Exercise directions: Your answer should consist of every line in the records that holds "JSON".
Content starts
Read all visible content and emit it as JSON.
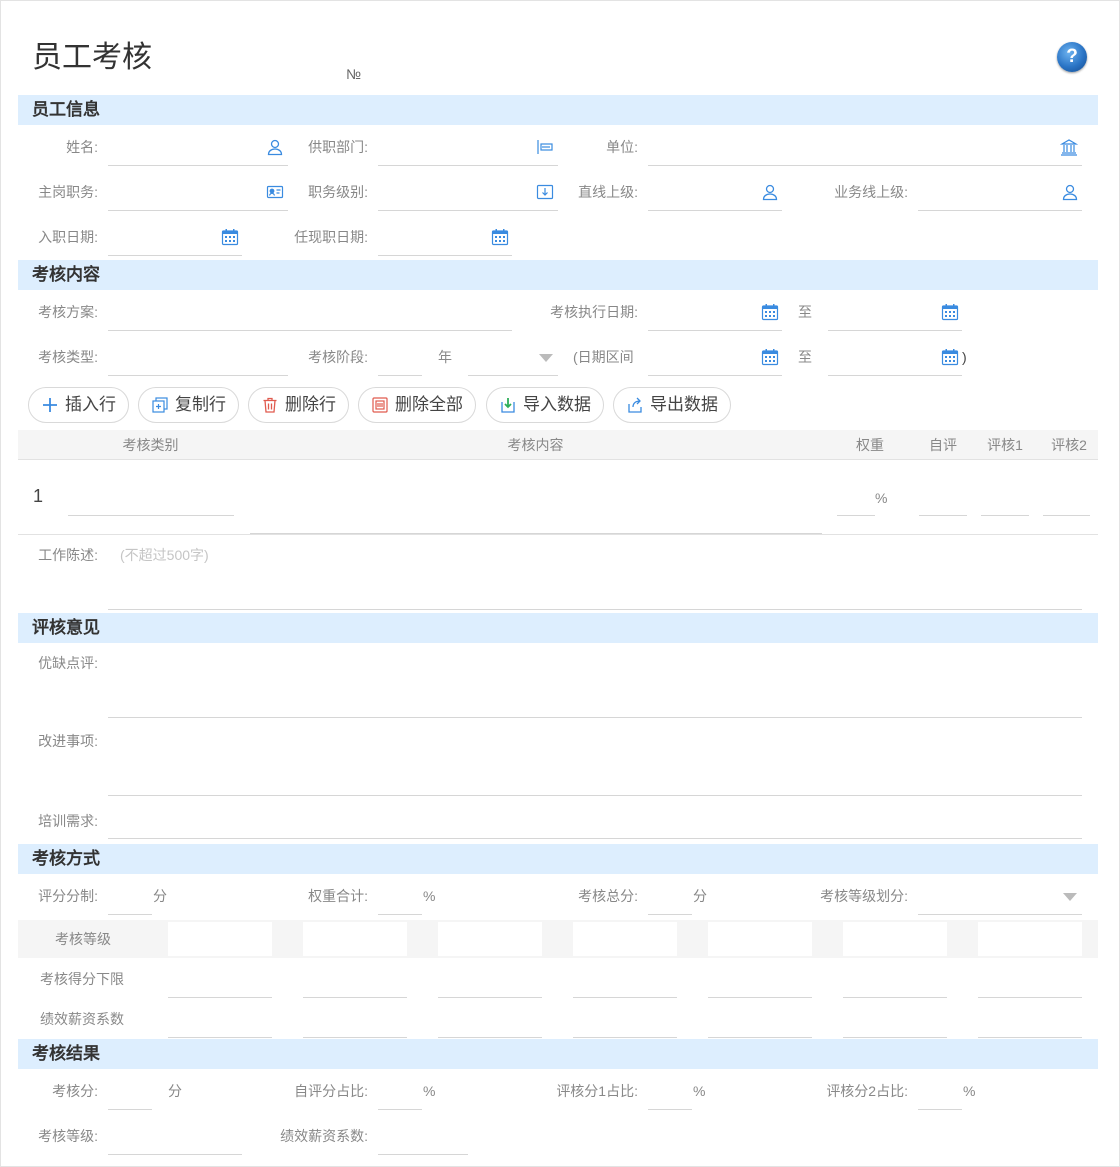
{
  "header": {
    "title": "员工考核",
    "no_mark": "№",
    "help_label": "?"
  },
  "sections": {
    "employee": "员工信息",
    "content": "考核内容",
    "review": "评核意见",
    "method": "考核方式",
    "result": "考核结果"
  },
  "employee": {
    "name_label": "姓名:",
    "dept_label": "供职部门:",
    "unit_label": "单位:",
    "position_label": "主岗职务:",
    "level_label": "职务级别:",
    "direct_sup_label": "直线上级:",
    "biz_sup_label": "业务线上级:",
    "entry_date_label": "入职日期:",
    "current_date_label": "任现职日期:"
  },
  "content": {
    "plan_label": "考核方案:",
    "exec_date_label": "考核执行日期:",
    "to1": "至",
    "type_label": "考核类型:",
    "stage_label": "考核阶段:",
    "year_unit": "年",
    "range_open": "(日期区间",
    "to2": "至",
    "range_close": ")"
  },
  "toolbar": {
    "insert": "插入行",
    "copy": "复制行",
    "delete": "删除行",
    "delete_all": "删除全部",
    "import": "导入数据",
    "export": "导出数据"
  },
  "table": {
    "headers": [
      "考核类别",
      "考核内容",
      "权重",
      "自评",
      "评核1",
      "评核2"
    ],
    "row_index": "1",
    "weight_unit": "%"
  },
  "work": {
    "label": "工作陈述:",
    "placeholder": "(不超过500字)"
  },
  "review": {
    "strengths_label": "优缺点评:",
    "improve_label": "改进事项:",
    "training_label": "培训需求:"
  },
  "method": {
    "score_system_label": "评分分制:",
    "score_unit": "分",
    "weight_total_label": "权重合计:",
    "weight_unit": "%",
    "total_score_label": "考核总分:",
    "total_unit": "分",
    "grade_division_label": "考核等级划分:",
    "grade_row_label": "考核等级",
    "lower_limit_label": "考核得分下限",
    "salary_coef_label": "绩效薪资系数"
  },
  "result": {
    "score_label": "考核分:",
    "score_unit": "分",
    "self_ratio_label": "自评分占比:",
    "self_unit": "%",
    "r1_ratio_label": "评核分1占比:",
    "r1_unit": "%",
    "r2_ratio_label": "评核分2占比:",
    "r2_unit": "%",
    "grade_label": "考核等级:",
    "coef_label": "绩效薪资系数:"
  },
  "colors": {
    "section_bg": "#ddeefe",
    "accent_icon": "#3a8be0"
  }
}
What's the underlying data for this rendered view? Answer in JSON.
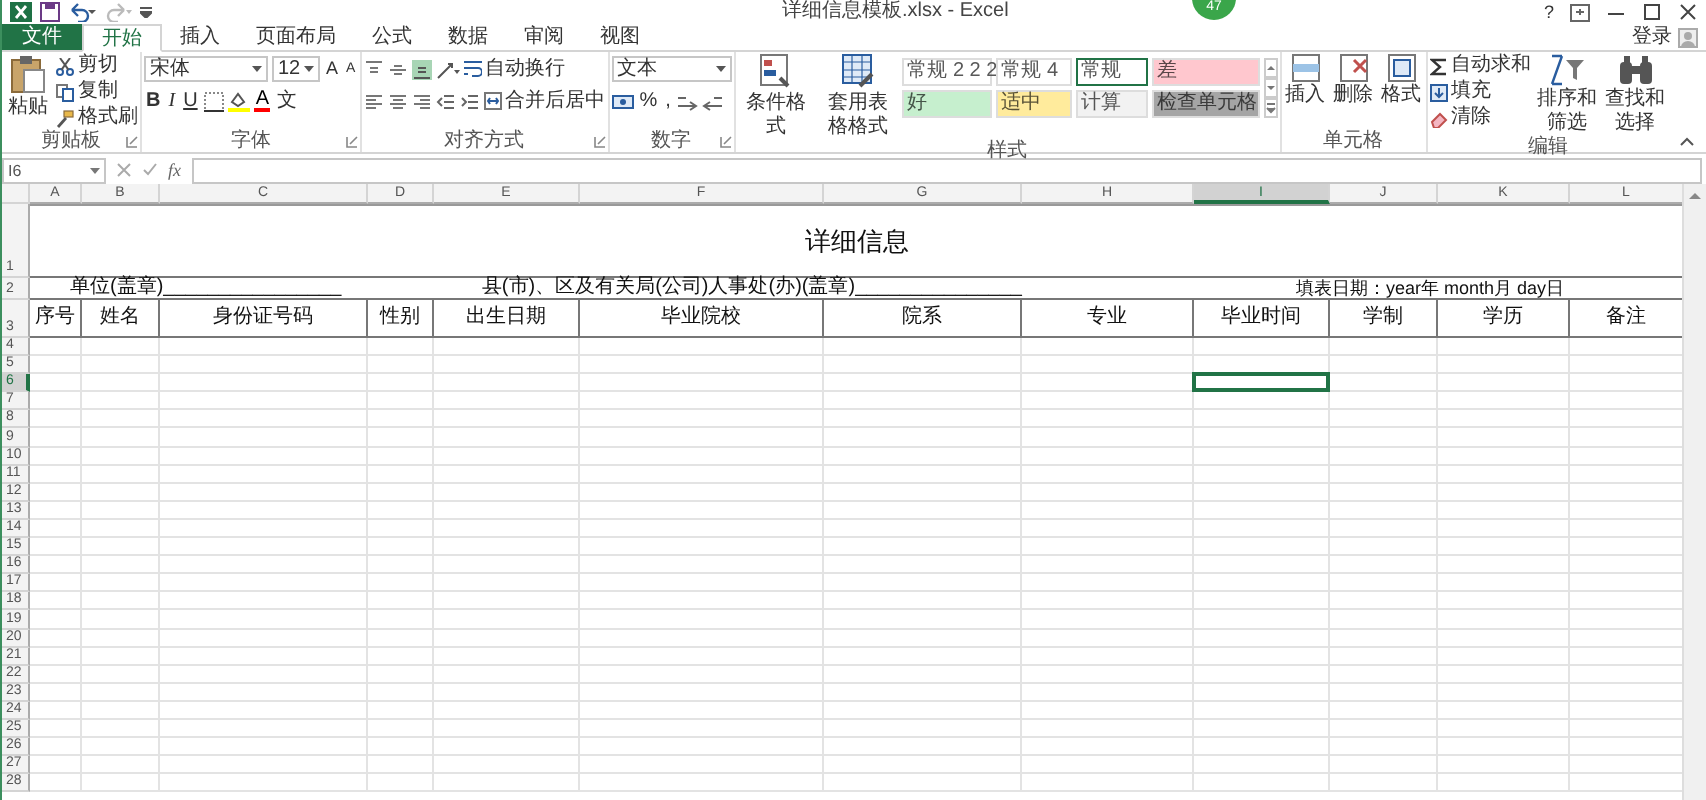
{
  "window": {
    "title": "详细信息模板.xlsx - Excel",
    "badge": "47",
    "help": "?"
  },
  "tabs": [
    {
      "label": "文件",
      "kind": "file",
      "selected": false
    },
    {
      "label": "开始",
      "kind": "tab",
      "selected": true
    },
    {
      "label": "插入",
      "kind": "tab",
      "selected": false
    },
    {
      "label": "页面布局",
      "kind": "tab",
      "selected": false
    },
    {
      "label": "公式",
      "kind": "tab",
      "selected": false
    },
    {
      "label": "数据",
      "kind": "tab",
      "selected": false
    },
    {
      "label": "审阅",
      "kind": "tab",
      "selected": false
    },
    {
      "label": "视图",
      "kind": "tab",
      "selected": false
    }
  ],
  "account": "登录",
  "clipboard": {
    "paste": "粘贴",
    "cut": "剪切",
    "copy": "复制",
    "format_painter": "格式刷",
    "label": "剪贴板"
  },
  "font": {
    "name": "宋体",
    "size": "12",
    "grow": "A",
    "shrink": "A",
    "bold": "B",
    "italic": "I",
    "underline": "U",
    "font_color": "A",
    "phonetic": "文",
    "label": "字体"
  },
  "alignment": {
    "wrap": "自动换行",
    "merge": "合并后居中",
    "label": "对齐方式"
  },
  "number": {
    "format": "文本",
    "percent": "%",
    "comma": ",",
    "label": "数字"
  },
  "styles": {
    "conditional": "条件格式",
    "table": "套用表格格式",
    "label": "样式",
    "gallery": [
      {
        "label": "常规 2 2 2",
        "color": "#ffffff",
        "selected": false
      },
      {
        "label": "常规 4",
        "color": "#ffffff",
        "selected": false
      },
      {
        "label": "常规",
        "color": "#ffffff",
        "selected": true
      },
      {
        "label": "差",
        "color": "#ffc7ce",
        "selected": false
      },
      {
        "label": "好",
        "color": "#c6efce",
        "selected": false
      },
      {
        "label": "适中",
        "color": "#ffeb9c",
        "selected": false
      },
      {
        "label": "计算",
        "color": "#f2f2f2",
        "selected": false
      },
      {
        "label": "检查单元格",
        "color": "#a5a5a5",
        "selected": false
      }
    ]
  },
  "cells": {
    "insert": "插入",
    "delete": "删除",
    "format": "格式",
    "label": "单元格"
  },
  "editing": {
    "autosum": "自动求和",
    "fill": "填充",
    "clear": "清除",
    "sort": "排序和筛选",
    "find": "查找和选择",
    "label": "编辑"
  },
  "formula_bar": {
    "name_box": "I6",
    "function_label": "fx"
  },
  "sheet": {
    "columns": [
      {
        "label": "A",
        "selected": false
      },
      {
        "label": "B",
        "selected": false
      },
      {
        "label": "C",
        "selected": false
      },
      {
        "label": "D",
        "selected": false
      },
      {
        "label": "E",
        "selected": false
      },
      {
        "label": "F",
        "selected": false
      },
      {
        "label": "G",
        "selected": false
      },
      {
        "label": "H",
        "selected": false
      },
      {
        "label": "I",
        "selected": true
      },
      {
        "label": "J",
        "selected": false
      },
      {
        "label": "K",
        "selected": false
      },
      {
        "label": "L",
        "selected": false
      }
    ],
    "rows": [
      {
        "label": "1",
        "kind": "title",
        "selected": false,
        "text": "详细信息"
      },
      {
        "label": "2",
        "kind": "info",
        "selected": false,
        "left": "单位(盖章)________________",
        "middle": "县(市)、区及有关局(公司)人事处(办)(盖章)_______________",
        "right": "填表日期：year年 month月 day日"
      },
      {
        "label": "3",
        "kind": "header",
        "selected": false,
        "cells": [
          "序号",
          "姓名",
          "身份证号码",
          "性别",
          "出生日期",
          "毕业院校",
          "院系",
          "专业",
          "毕业时间",
          "学制",
          "学历",
          "备注"
        ]
      },
      {
        "label": "4",
        "kind": "empty",
        "selected": false
      },
      {
        "label": "5",
        "kind": "empty",
        "selected": false
      },
      {
        "label": "6",
        "kind": "empty",
        "selected": true
      },
      {
        "label": "7",
        "kind": "empty",
        "selected": false
      },
      {
        "label": "8",
        "kind": "empty",
        "selected": false
      },
      {
        "label": "9",
        "kind": "empty",
        "selected": false
      },
      {
        "label": "10",
        "kind": "empty",
        "selected": false
      },
      {
        "label": "11",
        "kind": "empty",
        "selected": false
      },
      {
        "label": "12",
        "kind": "empty",
        "selected": false
      },
      {
        "label": "13",
        "kind": "empty",
        "selected": false
      },
      {
        "label": "14",
        "kind": "empty",
        "selected": false
      },
      {
        "label": "15",
        "kind": "empty",
        "selected": false
      },
      {
        "label": "16",
        "kind": "empty",
        "selected": false
      },
      {
        "label": "17",
        "kind": "empty",
        "selected": false
      },
      {
        "label": "18",
        "kind": "empty",
        "selected": false
      },
      {
        "label": "19",
        "kind": "empty",
        "selected": false
      },
      {
        "label": "20",
        "kind": "empty",
        "selected": false
      },
      {
        "label": "21",
        "kind": "empty",
        "selected": false
      },
      {
        "label": "22",
        "kind": "empty",
        "selected": false
      },
      {
        "label": "23",
        "kind": "empty",
        "selected": false
      },
      {
        "label": "24",
        "kind": "empty",
        "selected": false
      },
      {
        "label": "25",
        "kind": "empty",
        "selected": false
      },
      {
        "label": "26",
        "kind": "empty",
        "selected": false
      },
      {
        "label": "27",
        "kind": "empty",
        "selected": false
      },
      {
        "label": "28",
        "kind": "empty",
        "selected": false
      }
    ]
  }
}
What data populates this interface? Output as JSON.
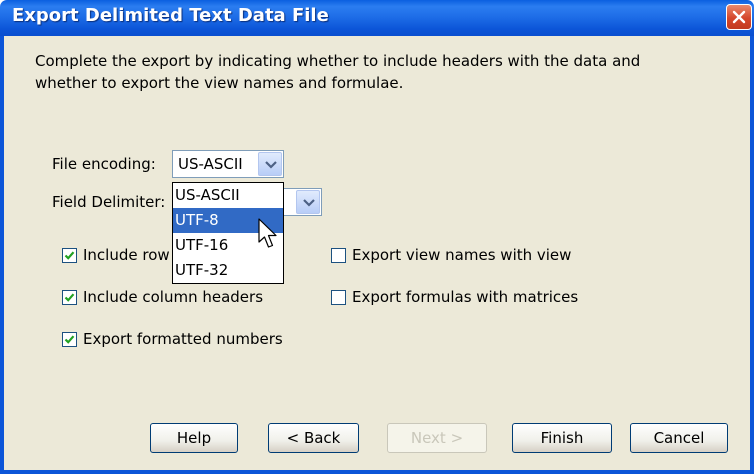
{
  "window": {
    "title": "Export Delimited Text Data File"
  },
  "description": "Complete the export by indicating whether to include headers with the data and whether to export the view names and formulae.",
  "file_encoding": {
    "label": "File encoding:",
    "value": "US-ASCII",
    "options": [
      "US-ASCII",
      "UTF-8",
      "UTF-16",
      "UTF-32"
    ],
    "highlighted": "UTF-8"
  },
  "field_delimiter": {
    "label": "Field Delimiter:"
  },
  "checkboxes": {
    "include_row": {
      "label": "Include row",
      "checked": true
    },
    "include_column_headers": {
      "label": "Include column headers",
      "checked": true
    },
    "export_formatted_numbers": {
      "label": "Export formatted numbers",
      "checked": true
    },
    "export_view_names": {
      "label": "Export view names with view",
      "checked": false
    },
    "export_formulas": {
      "label": "Export formulas with matrices",
      "checked": false
    }
  },
  "buttons": {
    "help": "Help",
    "back": "< Back",
    "next": "Next >",
    "finish": "Finish",
    "cancel": "Cancel"
  },
  "colors": {
    "titlebar": "#0c55d8",
    "client_bg": "#ECE9D8",
    "selection": "#316ac5",
    "check_mark": "#21a121"
  }
}
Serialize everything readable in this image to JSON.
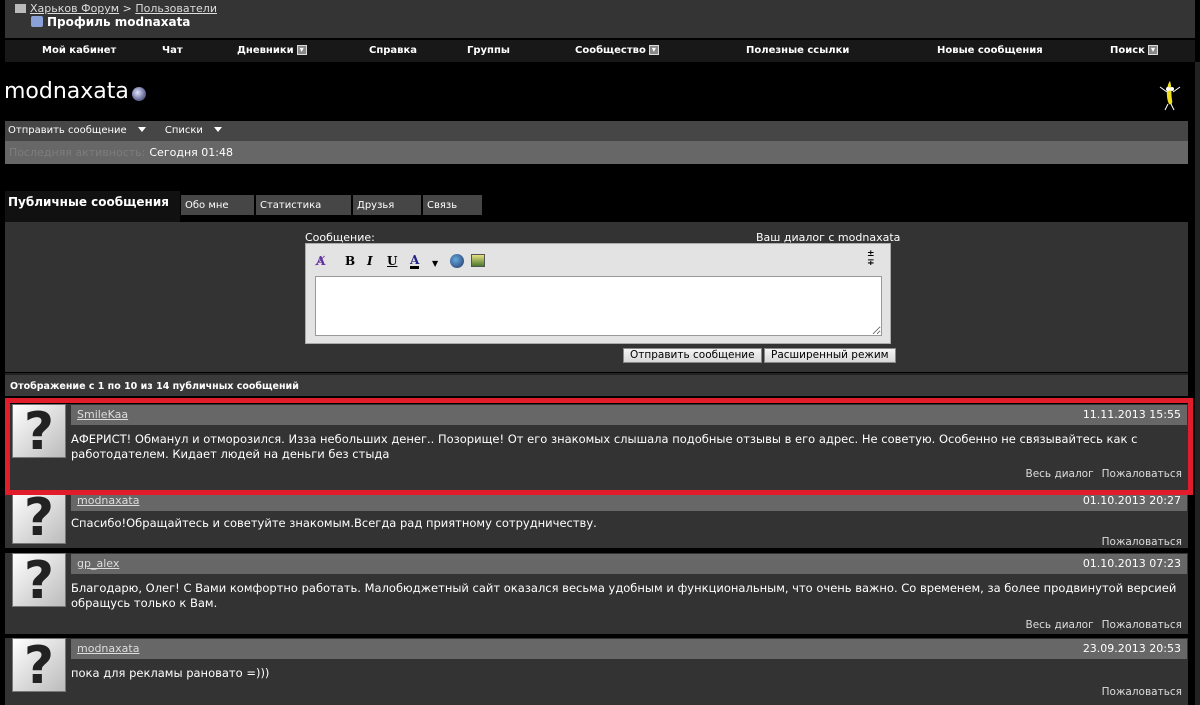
{
  "breadcrumb": {
    "forum": "Харьков Форум",
    "sep": ">",
    "users": "Пользователи"
  },
  "page_title": "Профиль modnaxata",
  "nav": [
    "Мой кабинет",
    "Чат",
    "Дневники",
    "Справка",
    "Группы",
    "Сообщество",
    "Полезные ссылки",
    "Новые сообщения",
    "Поиск"
  ],
  "profile": {
    "username": "modnaxata",
    "actions": {
      "send": "Отправить сообщение",
      "lists": "Списки"
    },
    "last_activity_label": "Последняя активность:",
    "last_activity": "Сегодня 01:48"
  },
  "tabs": [
    "Публичные сообщения",
    "Обо мне",
    "Статистика",
    "Друзья",
    "Связь"
  ],
  "editor": {
    "label": "Сообщение:",
    "dialog_link": "Ваш диалог с modnaxata",
    "bold": "B",
    "italic": "I",
    "underline": "U",
    "color": "A",
    "value": "",
    "send_button": "Отправить сообщение",
    "advanced_button": "Расширенный режим"
  },
  "count_text": "Отображение с 1 по 10 из 14 публичных сообщений",
  "links": {
    "dialog": "Весь диалог",
    "report": "Пожаловаться"
  },
  "messages": [
    {
      "author": "SmileKaa",
      "date": "11.11.2013 15:55",
      "text": "АФЕРИСТ! Обманул и отморозился. Изза небольших денег.. Позорище! От его знакомых слышала подобные отзывы в его адрес. Не советую. Особенно не связывайтесь как с работодателем. Кидает людей на деньги без стыда"
    },
    {
      "author": "modnaxata",
      "date": "01.10.2013 20:27",
      "text": "Спасибо!Обращайтесь и советуйте знакомым.Всегда рад приятному сотрудничеству."
    },
    {
      "author": "gp_alex",
      "date": "01.10.2013 07:23",
      "text": "Благодарю, Олег! С Вами комфортно работать. Малобюджетный сайт оказался весьма удобным и функциональным, что очень важно. Со временем, за более продвинутой версией обращусь только к Вам."
    },
    {
      "author": "modnaxata",
      "date": "23.09.2013 20:53",
      "text": "пока для рекламы рановато =)))"
    }
  ],
  "highlight_color": "#e21d2b"
}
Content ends
Your solution:
Read all visible content and emit it as JSON.
What's the underlying data for this rendered view? Answer in JSON.
What data populates this interface? Output as JSON.
Serialize everything readable in this image to JSON.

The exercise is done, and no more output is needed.